### Exercise prompt
Go through the records and set each one down exactly, skipping any picture.

### Provided records
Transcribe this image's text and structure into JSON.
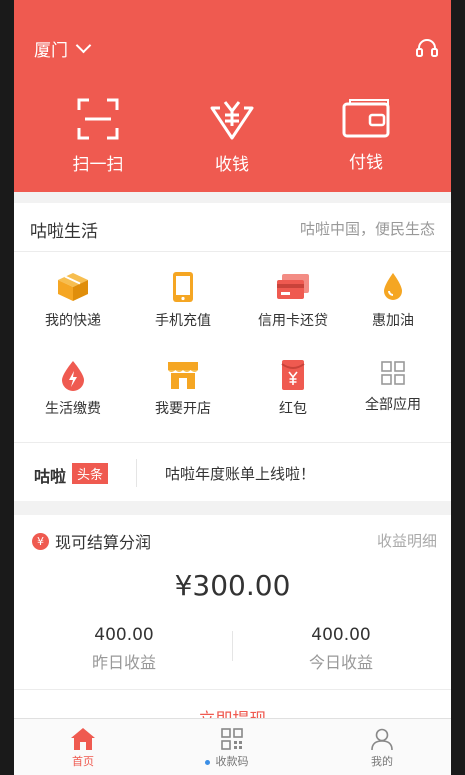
{
  "header": {
    "city": "厦门",
    "actions": [
      {
        "label": "扫一扫",
        "icon": "scan-icon"
      },
      {
        "label": "收钱",
        "icon": "receive-money-icon"
      },
      {
        "label": "付钱",
        "icon": "wallet-icon"
      }
    ]
  },
  "life": {
    "title": "咕啦生活",
    "subtitle": "咕啦中国，便民生态",
    "items": [
      {
        "label": "我的快递",
        "icon": "package-icon"
      },
      {
        "label": "手机充值",
        "icon": "phone-icon"
      },
      {
        "label": "信用卡还贷",
        "icon": "credit-card-icon"
      },
      {
        "label": "惠加油",
        "icon": "fuel-drop-icon"
      },
      {
        "label": "生活缴费",
        "icon": "utility-bolt-icon"
      },
      {
        "label": "我要开店",
        "icon": "store-icon"
      },
      {
        "label": "红包",
        "icon": "red-envelope-icon"
      },
      {
        "label": "全部应用",
        "icon": "all-apps-icon"
      }
    ]
  },
  "news": {
    "brand": "咕啦",
    "tag": "头条",
    "headline": "咕啦年度账单上线啦！"
  },
  "earnings": {
    "title": "现可结算分润",
    "link": "收益明细",
    "amount": "¥300.00",
    "yesterday_value": "400.00",
    "yesterday_label": "昨日收益",
    "today_value": "400.00",
    "today_label": "今日收益",
    "withdraw": "立即提现"
  },
  "tabs": [
    {
      "label": "首页",
      "icon": "home-icon",
      "active": true
    },
    {
      "label": "收款码",
      "icon": "qr-code-icon",
      "active": false
    },
    {
      "label": "我的",
      "icon": "profile-icon",
      "active": false
    }
  ],
  "colors": {
    "accent": "#ef5a50",
    "icon_orange": "#f5a623",
    "background": "#f2f2f2"
  }
}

### Solution to this task
Transcribe this image's text and structure into JSON.
{
  "header": {
    "city": "厦门",
    "actions": [
      {
        "label": "扫一扫",
        "icon": "scan-icon"
      },
      {
        "label": "收钱",
        "icon": "receive-money-icon"
      },
      {
        "label": "付钱",
        "icon": "wallet-icon"
      }
    ]
  },
  "life": {
    "title": "咕啦生活",
    "subtitle": "咕啦中国，便民生态",
    "items": [
      {
        "label": "我的快递",
        "icon": "package-icon"
      },
      {
        "label": "手机充值",
        "icon": "phone-icon"
      },
      {
        "label": "信用卡还贷",
        "icon": "credit-card-icon"
      },
      {
        "label": "惠加油",
        "icon": "fuel-drop-icon"
      },
      {
        "label": "生活缴费",
        "icon": "utility-bolt-icon"
      },
      {
        "label": "我要开店",
        "icon": "store-icon"
      },
      {
        "label": "红包",
        "icon": "red-envelope-icon"
      },
      {
        "label": "全部应用",
        "icon": "all-apps-icon"
      }
    ]
  },
  "news": {
    "brand": "咕啦",
    "tag": "头条",
    "headline": "咕啦年度账单上线啦！"
  },
  "earnings": {
    "title": "现可结算分润",
    "link": "收益明细",
    "amount": "¥300.00",
    "yesterday_value": "400.00",
    "yesterday_label": "昨日收益",
    "today_value": "400.00",
    "today_label": "今日收益",
    "withdraw": "立即提现"
  },
  "tabs": [
    {
      "label": "首页",
      "icon": "home-icon",
      "active": true
    },
    {
      "label": "收款码",
      "icon": "qr-code-icon",
      "active": false
    },
    {
      "label": "我的",
      "icon": "profile-icon",
      "active": false
    }
  ],
  "colors": {
    "accent": "#ef5a50",
    "icon_orange": "#f5a623",
    "background": "#f2f2f2"
  }
}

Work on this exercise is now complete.